### What you need to do
Nothing but the lines holding the string "Usage" should appear in the answer. Copy them from the entries.

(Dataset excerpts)
☆ ☆ ☆

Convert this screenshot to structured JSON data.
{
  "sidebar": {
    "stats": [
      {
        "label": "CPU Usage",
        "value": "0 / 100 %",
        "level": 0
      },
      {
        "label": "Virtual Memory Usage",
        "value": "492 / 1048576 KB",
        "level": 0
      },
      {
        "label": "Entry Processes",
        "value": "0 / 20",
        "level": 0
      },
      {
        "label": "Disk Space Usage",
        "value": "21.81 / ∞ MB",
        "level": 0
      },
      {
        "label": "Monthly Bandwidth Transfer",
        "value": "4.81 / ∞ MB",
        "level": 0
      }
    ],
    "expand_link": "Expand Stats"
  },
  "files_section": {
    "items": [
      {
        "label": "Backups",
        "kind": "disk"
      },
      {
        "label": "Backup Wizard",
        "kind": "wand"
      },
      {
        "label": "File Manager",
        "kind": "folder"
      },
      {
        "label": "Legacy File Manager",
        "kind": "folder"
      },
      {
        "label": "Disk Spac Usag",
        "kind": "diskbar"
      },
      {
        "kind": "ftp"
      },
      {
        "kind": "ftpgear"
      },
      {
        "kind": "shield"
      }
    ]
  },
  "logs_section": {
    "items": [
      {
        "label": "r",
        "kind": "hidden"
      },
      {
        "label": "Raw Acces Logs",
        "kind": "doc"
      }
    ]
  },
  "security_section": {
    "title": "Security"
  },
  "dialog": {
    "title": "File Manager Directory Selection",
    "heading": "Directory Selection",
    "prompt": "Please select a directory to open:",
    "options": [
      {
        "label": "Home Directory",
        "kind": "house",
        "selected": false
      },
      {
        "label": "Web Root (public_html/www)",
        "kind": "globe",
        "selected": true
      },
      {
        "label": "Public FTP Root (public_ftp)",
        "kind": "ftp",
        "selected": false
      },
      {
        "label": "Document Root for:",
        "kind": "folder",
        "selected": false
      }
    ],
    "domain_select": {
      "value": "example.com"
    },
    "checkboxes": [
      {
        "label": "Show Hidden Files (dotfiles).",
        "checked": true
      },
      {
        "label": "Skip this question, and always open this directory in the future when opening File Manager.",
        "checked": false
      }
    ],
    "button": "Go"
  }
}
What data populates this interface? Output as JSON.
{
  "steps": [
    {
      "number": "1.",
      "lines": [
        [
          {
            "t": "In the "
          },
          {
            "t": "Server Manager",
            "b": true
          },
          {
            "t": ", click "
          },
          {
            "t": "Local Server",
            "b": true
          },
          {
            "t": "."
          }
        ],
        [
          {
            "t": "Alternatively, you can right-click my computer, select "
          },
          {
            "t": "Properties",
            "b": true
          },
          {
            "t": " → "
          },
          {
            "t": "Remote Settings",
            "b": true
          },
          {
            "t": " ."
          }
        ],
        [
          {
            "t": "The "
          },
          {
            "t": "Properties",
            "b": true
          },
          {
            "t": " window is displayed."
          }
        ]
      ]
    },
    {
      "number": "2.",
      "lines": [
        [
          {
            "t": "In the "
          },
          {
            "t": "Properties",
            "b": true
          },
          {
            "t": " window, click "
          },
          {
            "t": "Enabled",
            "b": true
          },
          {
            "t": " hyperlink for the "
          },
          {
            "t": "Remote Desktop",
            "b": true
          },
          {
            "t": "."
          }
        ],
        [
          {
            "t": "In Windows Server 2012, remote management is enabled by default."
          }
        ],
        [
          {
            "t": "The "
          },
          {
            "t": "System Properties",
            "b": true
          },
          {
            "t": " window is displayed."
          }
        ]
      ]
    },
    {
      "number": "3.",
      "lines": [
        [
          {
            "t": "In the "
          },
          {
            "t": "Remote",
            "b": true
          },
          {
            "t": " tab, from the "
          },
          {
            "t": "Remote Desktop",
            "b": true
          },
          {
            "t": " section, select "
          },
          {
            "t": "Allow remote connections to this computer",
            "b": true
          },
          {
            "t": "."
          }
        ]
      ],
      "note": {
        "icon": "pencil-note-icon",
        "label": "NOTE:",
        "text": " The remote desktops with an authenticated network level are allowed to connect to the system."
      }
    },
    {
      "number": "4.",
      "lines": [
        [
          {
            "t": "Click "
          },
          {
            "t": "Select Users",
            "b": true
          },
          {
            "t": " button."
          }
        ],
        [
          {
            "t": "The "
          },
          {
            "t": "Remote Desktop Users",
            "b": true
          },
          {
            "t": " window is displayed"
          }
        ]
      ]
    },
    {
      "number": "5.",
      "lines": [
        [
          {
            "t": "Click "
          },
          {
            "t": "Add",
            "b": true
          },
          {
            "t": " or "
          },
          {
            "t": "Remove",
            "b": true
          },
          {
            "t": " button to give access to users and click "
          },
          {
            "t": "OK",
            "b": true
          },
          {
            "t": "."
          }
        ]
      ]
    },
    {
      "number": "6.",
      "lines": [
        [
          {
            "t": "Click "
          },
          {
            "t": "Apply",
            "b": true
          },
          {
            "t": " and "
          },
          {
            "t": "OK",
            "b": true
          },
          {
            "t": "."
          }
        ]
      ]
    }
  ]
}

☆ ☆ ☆

### Answer
        "label": "CPU Usage",
        "label": "Virtual Memory Usage",
        "label": "Disk Space Usage",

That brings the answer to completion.